About a month ago, a number of Geekbench 5 results were leaked for the Apple Silicon Developer Transition Kit. While these scores were nothing impressive, they were achieved using the Rosetta emulation. In the past week or so, new native scores have leaked that show just how fast these new Apple Silicon Macs could be.
The first set of Geekbench scores, running under emulation, were somewhere in the region of 800 for single-core and 2600 for multi-core performance. Now compare that to the most recent scores that were obtained using an iPad app, running on the DTK and you will be much more impressed. Boasting a single-core score of 1098 and a multi-core score of 4555. This actually beats the fastest Intel i7 processor in the 10th gen 2020 13-inch MacBook Pro. The future is, therefore, looking very bright for Apple Silicon Macs and it is possible that we vastly underestimated just how good they could become.
Now according to the latest rumours, we won’t have to wait too long. The new 13-inch MacBook Pro that will reportedly go into production later this year will sport a custom ARM chip sporting a total of 12 cores. That’s 50 per cent more cores than the A12Z, meaning that we should expect really promising results from this machine.
But how could these differences in performance impact your professional workflow?

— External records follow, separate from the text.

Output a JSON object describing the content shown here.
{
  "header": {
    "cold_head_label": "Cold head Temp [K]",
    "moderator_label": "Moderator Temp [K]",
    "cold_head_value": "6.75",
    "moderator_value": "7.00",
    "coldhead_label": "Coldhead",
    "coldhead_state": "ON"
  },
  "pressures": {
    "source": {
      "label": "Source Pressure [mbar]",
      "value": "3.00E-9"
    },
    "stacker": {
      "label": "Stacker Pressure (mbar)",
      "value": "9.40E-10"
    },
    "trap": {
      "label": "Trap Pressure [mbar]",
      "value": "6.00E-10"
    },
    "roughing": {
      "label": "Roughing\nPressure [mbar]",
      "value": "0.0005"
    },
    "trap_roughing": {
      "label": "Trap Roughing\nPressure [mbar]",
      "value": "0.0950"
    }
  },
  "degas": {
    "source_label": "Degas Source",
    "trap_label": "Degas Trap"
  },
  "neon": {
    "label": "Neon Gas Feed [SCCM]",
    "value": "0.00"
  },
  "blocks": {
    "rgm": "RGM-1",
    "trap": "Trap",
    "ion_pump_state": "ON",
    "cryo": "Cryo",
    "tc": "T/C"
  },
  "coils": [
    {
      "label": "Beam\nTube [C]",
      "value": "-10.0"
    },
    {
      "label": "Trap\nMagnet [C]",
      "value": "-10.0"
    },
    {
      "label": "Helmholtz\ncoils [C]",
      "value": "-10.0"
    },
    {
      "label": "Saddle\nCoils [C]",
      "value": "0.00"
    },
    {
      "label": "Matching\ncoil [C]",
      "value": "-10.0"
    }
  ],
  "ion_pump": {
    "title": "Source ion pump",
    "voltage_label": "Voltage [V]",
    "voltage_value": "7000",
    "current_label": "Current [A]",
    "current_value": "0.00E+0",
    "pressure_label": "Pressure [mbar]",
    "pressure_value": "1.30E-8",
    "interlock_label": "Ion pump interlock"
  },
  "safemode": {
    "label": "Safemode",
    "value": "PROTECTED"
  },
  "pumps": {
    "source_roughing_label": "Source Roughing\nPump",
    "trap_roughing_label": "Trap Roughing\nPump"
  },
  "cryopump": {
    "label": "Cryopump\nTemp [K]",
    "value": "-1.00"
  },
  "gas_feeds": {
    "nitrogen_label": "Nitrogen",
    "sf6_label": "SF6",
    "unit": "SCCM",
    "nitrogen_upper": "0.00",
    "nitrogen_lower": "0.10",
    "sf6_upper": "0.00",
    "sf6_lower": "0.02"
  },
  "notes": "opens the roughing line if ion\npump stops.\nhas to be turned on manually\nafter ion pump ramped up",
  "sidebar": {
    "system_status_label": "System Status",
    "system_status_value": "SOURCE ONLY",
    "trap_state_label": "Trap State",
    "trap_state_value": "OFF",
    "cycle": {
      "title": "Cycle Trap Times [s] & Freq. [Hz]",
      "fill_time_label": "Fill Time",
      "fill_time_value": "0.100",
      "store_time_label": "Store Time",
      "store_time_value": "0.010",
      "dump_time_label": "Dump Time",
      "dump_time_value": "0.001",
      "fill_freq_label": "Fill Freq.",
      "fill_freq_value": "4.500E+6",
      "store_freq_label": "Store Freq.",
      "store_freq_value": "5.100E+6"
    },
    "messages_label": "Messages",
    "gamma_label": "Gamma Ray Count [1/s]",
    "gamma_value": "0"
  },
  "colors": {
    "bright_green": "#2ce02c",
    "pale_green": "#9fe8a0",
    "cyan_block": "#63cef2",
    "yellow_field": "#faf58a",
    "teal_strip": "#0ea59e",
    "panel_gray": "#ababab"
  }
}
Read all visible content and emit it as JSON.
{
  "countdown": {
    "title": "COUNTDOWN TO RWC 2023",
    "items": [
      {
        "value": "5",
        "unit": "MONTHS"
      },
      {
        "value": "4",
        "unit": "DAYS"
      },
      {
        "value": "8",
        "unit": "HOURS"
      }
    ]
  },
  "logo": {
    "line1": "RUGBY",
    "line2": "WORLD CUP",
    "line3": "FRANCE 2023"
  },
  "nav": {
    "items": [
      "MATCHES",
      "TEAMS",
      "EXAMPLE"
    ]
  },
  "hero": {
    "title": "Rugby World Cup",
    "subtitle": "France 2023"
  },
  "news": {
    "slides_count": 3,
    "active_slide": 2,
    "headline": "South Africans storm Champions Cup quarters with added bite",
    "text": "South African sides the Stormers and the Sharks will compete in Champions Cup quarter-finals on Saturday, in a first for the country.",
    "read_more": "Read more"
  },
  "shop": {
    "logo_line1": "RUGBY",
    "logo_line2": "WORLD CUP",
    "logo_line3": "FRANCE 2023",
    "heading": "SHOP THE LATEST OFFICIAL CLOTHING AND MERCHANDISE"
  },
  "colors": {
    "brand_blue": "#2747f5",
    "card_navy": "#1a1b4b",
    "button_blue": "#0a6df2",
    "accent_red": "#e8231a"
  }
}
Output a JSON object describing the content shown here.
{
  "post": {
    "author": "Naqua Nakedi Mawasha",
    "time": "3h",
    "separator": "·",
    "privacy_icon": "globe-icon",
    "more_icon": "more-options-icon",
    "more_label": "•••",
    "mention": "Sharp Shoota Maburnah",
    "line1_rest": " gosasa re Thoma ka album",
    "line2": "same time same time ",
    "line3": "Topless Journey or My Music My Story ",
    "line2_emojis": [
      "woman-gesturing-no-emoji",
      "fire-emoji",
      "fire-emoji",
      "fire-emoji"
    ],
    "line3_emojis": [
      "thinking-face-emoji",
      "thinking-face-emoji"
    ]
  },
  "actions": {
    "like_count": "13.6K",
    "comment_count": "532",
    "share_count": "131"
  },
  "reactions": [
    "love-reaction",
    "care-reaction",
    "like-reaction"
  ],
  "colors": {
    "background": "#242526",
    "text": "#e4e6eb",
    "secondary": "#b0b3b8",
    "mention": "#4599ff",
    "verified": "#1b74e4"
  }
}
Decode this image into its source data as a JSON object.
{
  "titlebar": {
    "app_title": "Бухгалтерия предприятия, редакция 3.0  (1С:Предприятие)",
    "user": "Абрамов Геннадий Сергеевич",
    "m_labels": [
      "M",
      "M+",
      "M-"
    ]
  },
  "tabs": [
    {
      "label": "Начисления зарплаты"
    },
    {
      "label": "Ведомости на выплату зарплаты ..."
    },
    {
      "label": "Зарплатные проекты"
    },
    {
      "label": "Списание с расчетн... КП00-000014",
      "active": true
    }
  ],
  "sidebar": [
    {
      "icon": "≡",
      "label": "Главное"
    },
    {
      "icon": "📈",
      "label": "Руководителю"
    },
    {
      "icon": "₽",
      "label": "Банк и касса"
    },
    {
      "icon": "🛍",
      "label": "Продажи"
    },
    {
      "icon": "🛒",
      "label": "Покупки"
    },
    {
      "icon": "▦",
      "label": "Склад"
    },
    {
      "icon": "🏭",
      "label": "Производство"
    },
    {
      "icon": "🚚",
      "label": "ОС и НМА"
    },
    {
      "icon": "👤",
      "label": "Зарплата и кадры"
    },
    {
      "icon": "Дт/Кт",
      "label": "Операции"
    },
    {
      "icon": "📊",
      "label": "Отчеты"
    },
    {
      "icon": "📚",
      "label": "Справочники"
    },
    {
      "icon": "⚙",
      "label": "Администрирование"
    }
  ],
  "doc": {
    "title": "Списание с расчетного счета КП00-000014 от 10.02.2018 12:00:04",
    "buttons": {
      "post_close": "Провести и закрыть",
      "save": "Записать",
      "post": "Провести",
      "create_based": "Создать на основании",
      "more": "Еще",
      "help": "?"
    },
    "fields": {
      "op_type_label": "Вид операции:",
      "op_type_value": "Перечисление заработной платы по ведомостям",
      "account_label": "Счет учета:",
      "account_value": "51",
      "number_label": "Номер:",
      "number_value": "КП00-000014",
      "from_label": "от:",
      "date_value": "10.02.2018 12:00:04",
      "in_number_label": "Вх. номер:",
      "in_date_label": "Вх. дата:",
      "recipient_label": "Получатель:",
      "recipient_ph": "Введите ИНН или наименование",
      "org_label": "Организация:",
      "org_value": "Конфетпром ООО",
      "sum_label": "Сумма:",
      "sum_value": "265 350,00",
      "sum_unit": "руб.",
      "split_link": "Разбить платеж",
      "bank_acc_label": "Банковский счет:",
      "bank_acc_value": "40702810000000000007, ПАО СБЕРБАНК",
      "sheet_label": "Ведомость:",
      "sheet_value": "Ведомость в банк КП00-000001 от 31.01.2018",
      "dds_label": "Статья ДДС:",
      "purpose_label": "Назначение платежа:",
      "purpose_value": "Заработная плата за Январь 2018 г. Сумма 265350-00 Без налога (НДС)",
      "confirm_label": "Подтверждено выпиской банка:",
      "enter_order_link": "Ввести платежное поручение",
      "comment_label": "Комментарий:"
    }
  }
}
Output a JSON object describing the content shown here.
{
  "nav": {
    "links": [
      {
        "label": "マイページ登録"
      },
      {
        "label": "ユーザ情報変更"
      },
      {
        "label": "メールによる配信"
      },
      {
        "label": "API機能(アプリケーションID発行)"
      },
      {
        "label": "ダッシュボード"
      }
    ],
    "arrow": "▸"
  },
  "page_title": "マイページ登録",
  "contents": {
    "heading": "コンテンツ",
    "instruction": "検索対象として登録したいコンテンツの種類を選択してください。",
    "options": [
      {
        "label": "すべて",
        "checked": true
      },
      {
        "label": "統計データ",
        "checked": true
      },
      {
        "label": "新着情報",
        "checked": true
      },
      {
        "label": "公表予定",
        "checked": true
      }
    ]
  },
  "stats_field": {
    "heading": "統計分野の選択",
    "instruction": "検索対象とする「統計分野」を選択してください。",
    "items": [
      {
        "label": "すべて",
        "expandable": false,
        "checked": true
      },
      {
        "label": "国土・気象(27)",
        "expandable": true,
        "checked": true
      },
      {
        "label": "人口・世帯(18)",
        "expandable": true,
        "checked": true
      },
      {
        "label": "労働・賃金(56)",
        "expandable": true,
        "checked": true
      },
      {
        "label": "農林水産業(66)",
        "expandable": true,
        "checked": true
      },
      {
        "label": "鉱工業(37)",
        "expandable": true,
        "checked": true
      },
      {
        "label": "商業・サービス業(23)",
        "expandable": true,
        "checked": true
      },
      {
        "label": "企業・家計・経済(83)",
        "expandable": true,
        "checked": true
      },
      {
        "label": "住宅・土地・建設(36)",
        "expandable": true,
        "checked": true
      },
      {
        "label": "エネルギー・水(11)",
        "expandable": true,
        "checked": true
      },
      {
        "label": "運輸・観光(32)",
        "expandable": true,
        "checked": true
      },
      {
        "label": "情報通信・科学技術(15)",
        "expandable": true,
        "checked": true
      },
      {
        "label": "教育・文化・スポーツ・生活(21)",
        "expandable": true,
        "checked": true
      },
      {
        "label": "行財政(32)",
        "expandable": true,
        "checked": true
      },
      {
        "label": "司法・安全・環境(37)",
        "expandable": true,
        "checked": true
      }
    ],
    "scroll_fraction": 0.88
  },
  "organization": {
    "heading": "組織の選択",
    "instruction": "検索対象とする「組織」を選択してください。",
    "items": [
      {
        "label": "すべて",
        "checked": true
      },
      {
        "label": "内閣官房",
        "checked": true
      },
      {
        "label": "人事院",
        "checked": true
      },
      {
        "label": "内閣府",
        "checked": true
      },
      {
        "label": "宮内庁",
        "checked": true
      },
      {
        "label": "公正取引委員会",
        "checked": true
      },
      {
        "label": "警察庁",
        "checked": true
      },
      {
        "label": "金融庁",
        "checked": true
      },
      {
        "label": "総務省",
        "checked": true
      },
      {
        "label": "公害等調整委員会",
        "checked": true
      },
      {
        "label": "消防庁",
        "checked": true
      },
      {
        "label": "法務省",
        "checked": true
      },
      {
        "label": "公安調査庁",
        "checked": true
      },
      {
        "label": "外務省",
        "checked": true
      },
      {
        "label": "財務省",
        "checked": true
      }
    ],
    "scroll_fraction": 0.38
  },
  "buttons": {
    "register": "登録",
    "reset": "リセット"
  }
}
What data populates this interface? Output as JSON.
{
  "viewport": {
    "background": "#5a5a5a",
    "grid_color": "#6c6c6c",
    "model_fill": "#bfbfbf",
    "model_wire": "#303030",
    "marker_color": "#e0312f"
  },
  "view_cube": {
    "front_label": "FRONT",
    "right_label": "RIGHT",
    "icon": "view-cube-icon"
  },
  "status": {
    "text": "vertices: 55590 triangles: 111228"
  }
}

Apple has already claimed that the move to Apple Silicon will mean “industry-leading performance per watt” and the performance demonstrated by the latest Geekbench scores certainly support this claim. Not only will you be able to perform more CPU intensive tasks, but being able to perform your everyday tasks quicker definitely has its benefits. Depending on the type of software you use, tasks such as video editing, rendering, photo editing, or transcoding tasks will all run smoother, allowing you to boost your productivity levels. As well as improved thermal performance, we are likely to see an improvement in the power efficiency of your machine. Apple’s chips usually require much less power to run the native OS and we can look to products such as the iPhone and the iPad as examples here.
With the introduction of Apple Silicon, we can also expect to see higher GPU performance as well but this is only really comparable to Intel’s base level graphics offering. Even though Apple SIlicon will likely have an improved graphics offering, it’s not likely to match the capabilities of dedicated graphics processors from Nvidia and AMD in the short term. For users that demand pro-level graphics, we think that you might be better off sticking with Intel and sourcing an external graphics card to handle any serious heavy lifting.
Now looking back at the Geekbench scores, with such a large difference in performance between the native scores and the scores achieved under emulation, begs the question: Is Rosetta 2 as efficient as Apple claims it to be?
Following the announced transition of Intel-based Macs over to their own custom Silicon is exciting news because it means that apps designed for iOS and iPadOS will be able to run alongside those designed for macOS. But it also means that apps that were developed for Intel’s architecture originally, won’t run natively on Apple’s upcoming hardware. That’s where Rosetta comes in. Although you, the user, won’t necessarily interact with Rosetta, it will still be there, working behind the scenes. There is one difference, however, that you may notice and that is the speed of the apps running. Under any emulation, apps will typically run slower compared to those running natively.
You only have to look at Apple’s first transition from PowerPC over to Intel chips back in 2006 to find evidence of this. Early benchmarks found that popular PowerPC applications, such as Photoshop and Office, were running at less than half their native speed on the Intel systems under the original Rosetta emulation. This was over 14 years ago now and I’m sure Apple has worked tirelessly to improve their Rosetta performance but the differences in Geekbench results of the A12Z say otherwise and look to be evidence that Rosetta may not be as efficient as Apple claims it is.
This could perhaps cause some problems for users that require applications built on Intel hardware to carry out their work. Perhaps you are used to using an older, third-party application on your Mac that is either not receiving updates anymore or is no longer in production. It is, therefore, unlikely that these applications will be supported on Apple Silicon, so running them under, what looks to be a sluggish form of emulation, is your only option. But for now, these are only speculations and only time will tell whether or not running older applications under Rosetta is a viable option or not.